Now, I’m not one for New Year’s Resolutions - but I wondered if you’ve started thinking about what you’d like to achieve in 2020? If you’d like a new job, you are not alone. January and February are the most common times of year for people to start looking for new jobs, and it’s a hot time for people to post those roles they didn’t quite get to earlier before the holidays - so it’s the best time to be looking.
For that reason, I wanted to share with you a very special playlist on my YouTube channel. It’s one that has been developed based on queries that I often receive from Coaching clients of mine.
Switching Careers: Women in Male-Dominated Fields

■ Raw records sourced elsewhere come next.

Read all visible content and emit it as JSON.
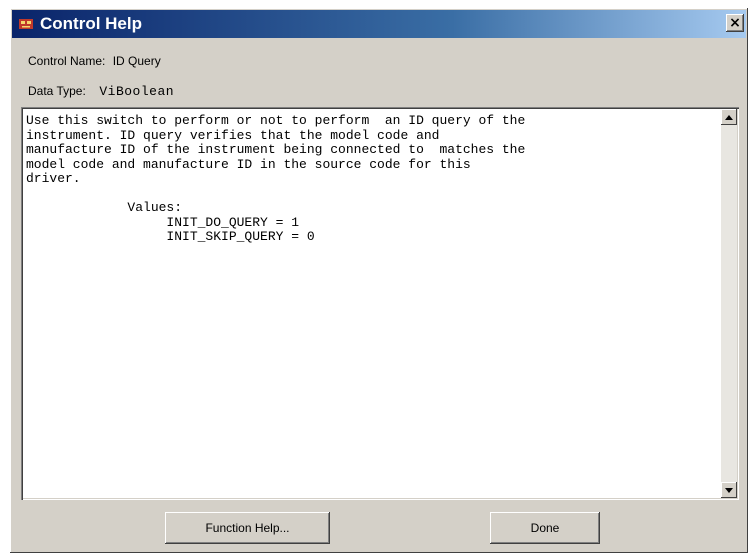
{
  "window": {
    "title": "Control Help",
    "close_label": "×"
  },
  "info": {
    "control_name_label": "Control Name:",
    "control_name_value": "ID Query",
    "data_type_label": "Data Type:",
    "data_type_value": "ViBoolean"
  },
  "help_text": "Use this switch to perform or not to perform  an ID query of the\ninstrument. ID query verifies that the model code and\nmanufacture ID of the instrument being connected to  matches the\nmodel code and manufacture ID in the source code for this\ndriver.\n\n             Values:\n                  INIT_DO_QUERY = 1\n                  INIT_SKIP_QUERY = 0",
  "buttons": {
    "function_help": "Function Help...",
    "done": "Done"
  }
}
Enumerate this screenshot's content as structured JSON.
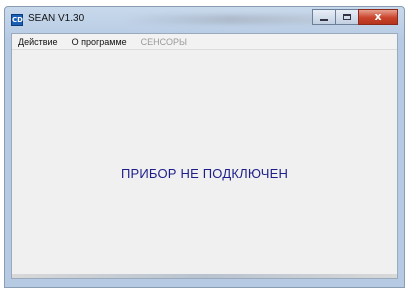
{
  "window": {
    "title": "SEAN V1.30",
    "icon": "app-icon",
    "icon_text": "CD",
    "controls": {
      "minimize": "minimize-icon",
      "maximize": "maximize-icon",
      "close": "close-icon",
      "close_glyph": "x"
    }
  },
  "menu": {
    "items": [
      {
        "label": "Действие",
        "enabled": true
      },
      {
        "label": "О программе",
        "enabled": true
      },
      {
        "label": "СЕНСОРЫ",
        "enabled": false
      }
    ]
  },
  "main": {
    "status_message": "ПРИБОР НЕ ПОДКЛЮЧЕН"
  },
  "colors": {
    "status_text": "#1e1e8a",
    "window_frame": "#b6cbe3",
    "close_button": "#c9442b"
  }
}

If you’re planning to switch career in 2020 this playlist is a must-watch. I’ve poured in all the advice that I’ve been giving to Coaching clients over the last 15 years, and I promise it will help take away some of the stresses of switching careers, as so many of my clients have done.

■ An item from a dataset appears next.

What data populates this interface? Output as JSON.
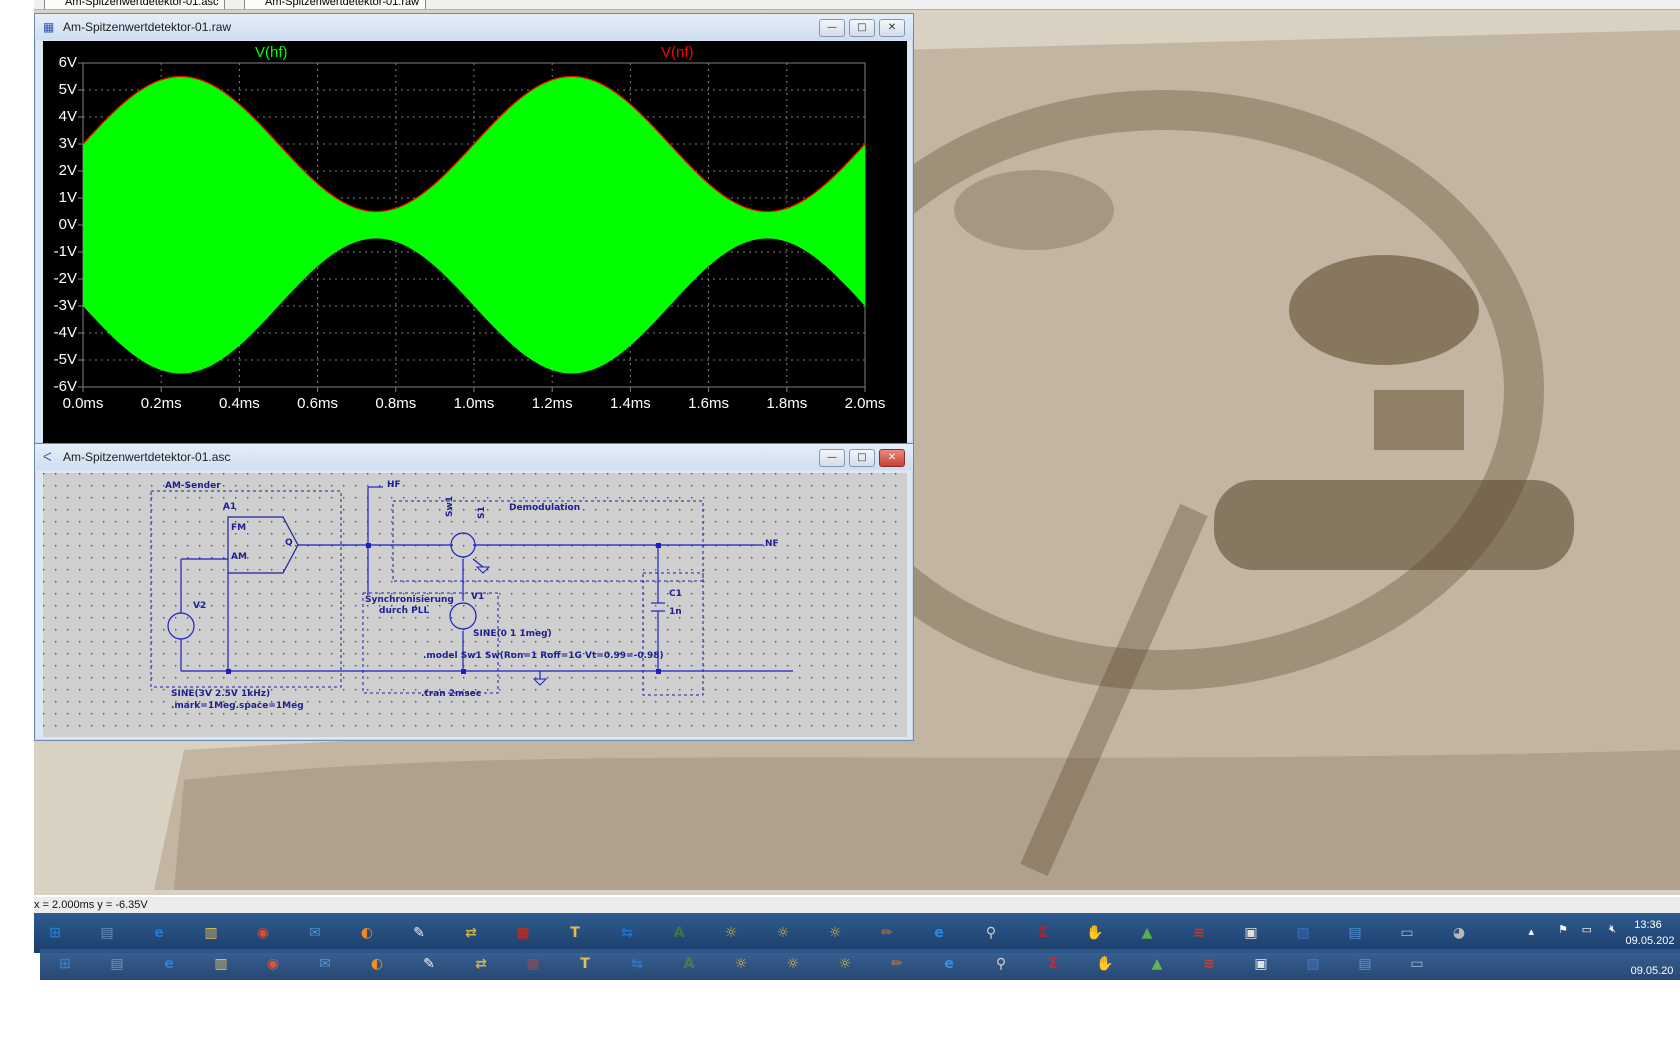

As always, please let me know what you think. I’d love to hear if you have any other suggestions for the playlist - or things that worked well for you when you were switching careers.
Enjoy, and see you when I get back from my birthplace in Oz in 2020.

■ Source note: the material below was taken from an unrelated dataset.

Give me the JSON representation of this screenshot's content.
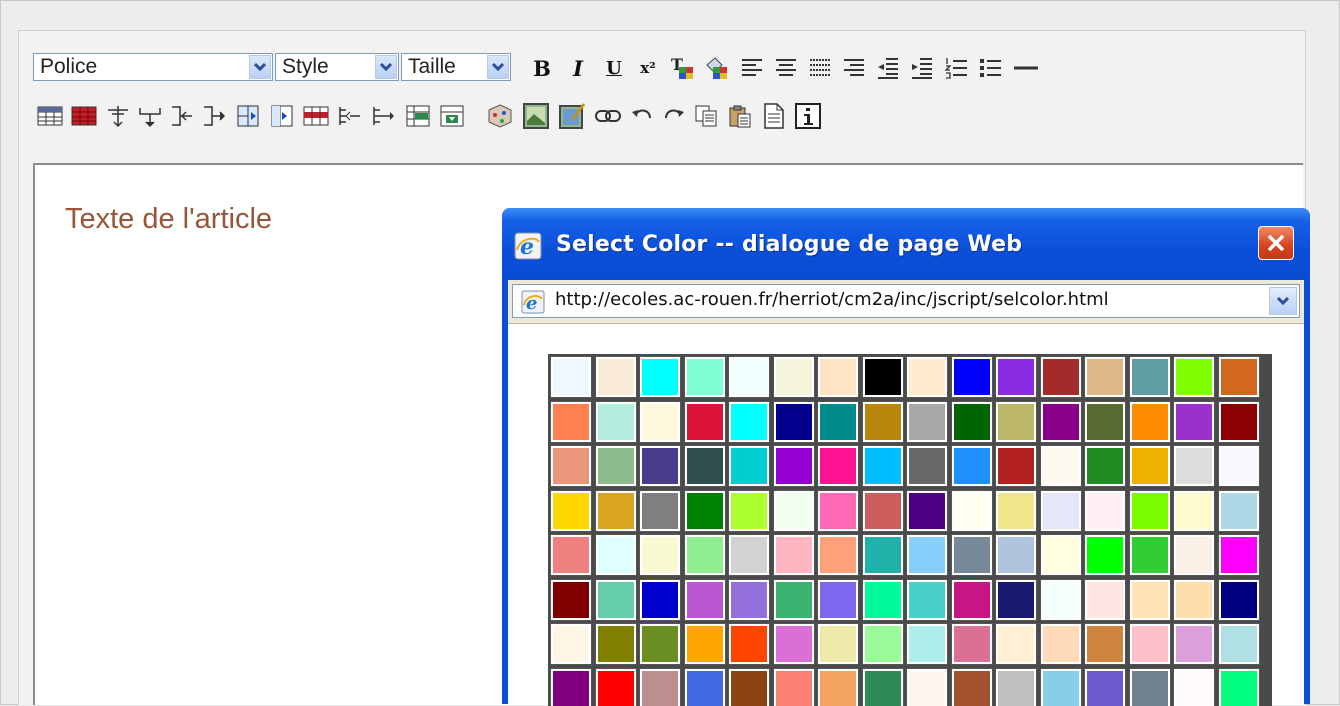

I've been talking A LOT recently about Coaching and Mentoring over on my YouTube channel. I've had some great feedback on my recent videos about these topics, but I've had a few questions from clients recently about 'what's the difference between coaching and mentoring?' So here it is.
Not sure of the difference between mentorship and coaching? But do you suspect you’d get further if you understood the difference - and how each could fast track your career?
Today, we’re talking about the difference between coaching and mentoring.
What is Coaching?
For me, coaching is all about being an outsider who helps people get strategic about their careers.
It’s about asking the right questions, helping clients find their own answers and get clearer on what they want and then helping them brainstorm about what it will take to reach those goals. Simply put, I just want to make sure my clients get there faster and with fewer mistakes. There are more formal definitions of coaching, and if you google ‘coaching definition’ you’ll be welcome to half a million pages. But in the 2500 hours of coaching I’ve done mostly with women who work in male dominated fields - that’s the definition that works best for my clients. It’s also about challenge - as I can help you win the race, but we need to make sure it’s a race worth winning and even competing in.
What is Mentoring?
Mentoring is about a person who has a specific skill helping grow someone else’s skills in that area.
Ideally, you’d have both a coach and a mentor - and with the coaching clients I work with - we ensure you get a range of mentors in the very skills you need to build. So for example, we may work on developing your relationships with people who seem to be great at presentations, or have a technical skill you’d to develop or simply have led teams with a style you’d like to emulate. In the programmes run for companies to get more women into senior leadership, we are very careful in the way we pair mentors and mentees as you need to be focused on what the mentee wants to learn - but also how to ensure it also benefits the mentor. That’s the only way the relationship will grow long after the programme is officially finished. But the good news? You don’t need a formal mentoring programme to approach people yourself - more tips of which you can get on our download.
As you can see coaching vs. mentoring roles ARE different, but BOTH vital for getting you the career you want.
I’ve created 5 Mentoring Tips for Beginners that is the best way to introduce mentoring into your day-to-day working life I’ve given this advice to 100s of clients, and it’s the easiest way to start.
I’ve got a whole playlist dedicated to the Benefits of Coaching and Mentoring on my YouTube channel, please have a browse and let me know what you think.
Suzanne Doyle-Morris, Author, Speaker & Gender Balance Expert for 25+ years.
Hear what I told BBC Radio about what to do about the worsening gender pay gap data